■ Work request: A faithful copy of the data below is required, leaving out every picture.

Extracted records
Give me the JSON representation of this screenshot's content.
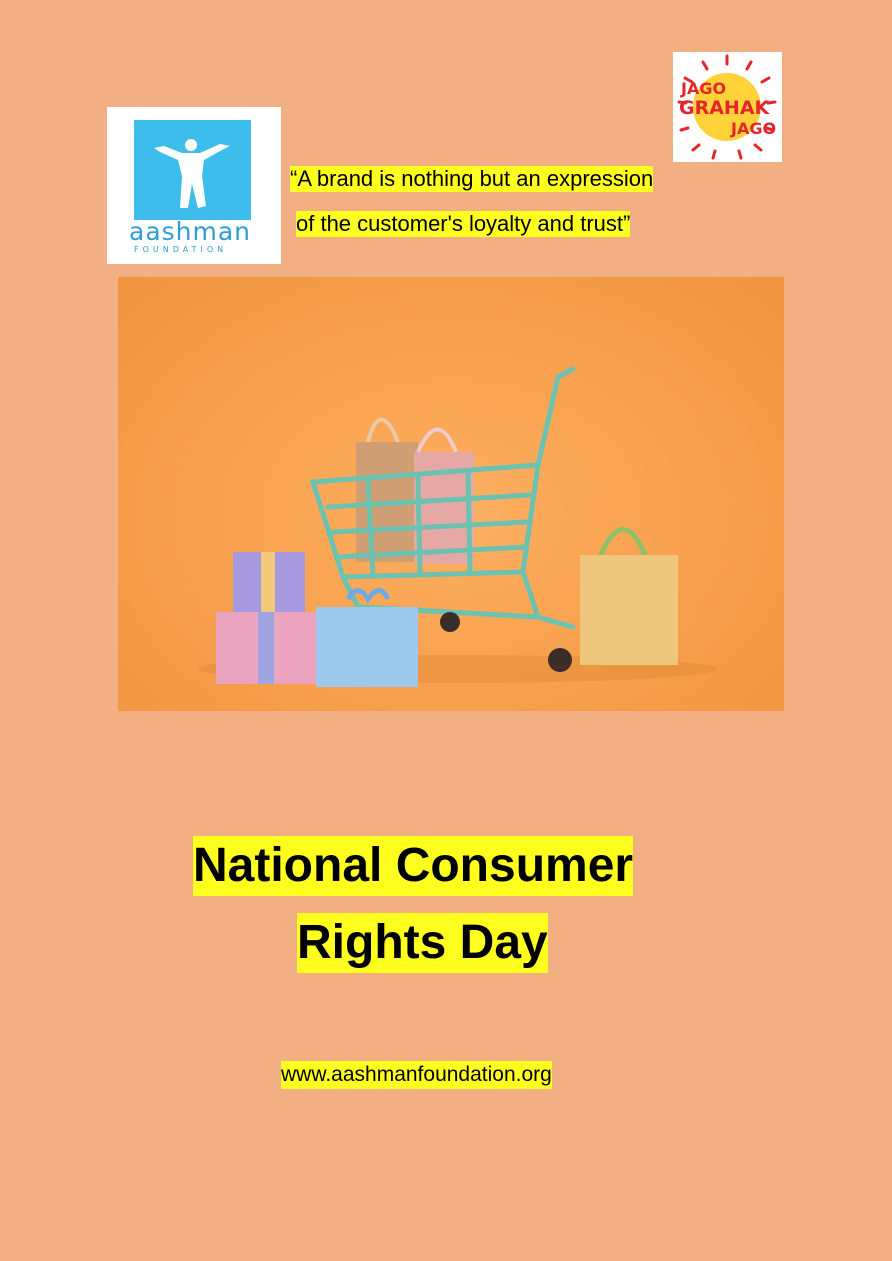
{
  "logos": {
    "aashman": {
      "name": "aashman",
      "subtitle": "FOUNDATION"
    },
    "jago_grahak": {
      "line1": "JAGO",
      "line2": "GRAHAK",
      "line3": "JAGO"
    }
  },
  "quote": {
    "line1": "“A brand is nothing but an expression",
    "line2": " of the customer's loyalty and trust”"
  },
  "photo": {
    "subject": "shopping-cart-with-gifts-and-bags"
  },
  "title": {
    "line1": "National Consumer",
    "line2": " Rights Day"
  },
  "website": "www.aashmanfoundation.org",
  "colors": {
    "page_background": "#F2AF83",
    "highlight": "#FFFF1F",
    "aashman_blue": "#3DBDEB",
    "jago_red": "#E3262B"
  }
}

■ Exercise response:
Give me the JSON representation of this screenshot's content.
{
  "logos": {
    "aashman": {
      "name": "aashman",
      "subtitle": "FOUNDATION"
    },
    "jago_grahak": {
      "line1": "JAGO",
      "line2": "GRAHAK",
      "line3": "JAGO"
    }
  },
  "quote": {
    "line1": "“A brand is nothing but an expression",
    "line2": " of the customer's loyalty and trust”"
  },
  "photo": {
    "subject": "shopping-cart-with-gifts-and-bags"
  },
  "title": {
    "line1": "National Consumer",
    "line2": " Rights Day"
  },
  "website": "www.aashmanfoundation.org",
  "colors": {
    "page_background": "#F2AF83",
    "highlight": "#FFFF1F",
    "aashman_blue": "#3DBDEB",
    "jago_red": "#E3262B"
  }
}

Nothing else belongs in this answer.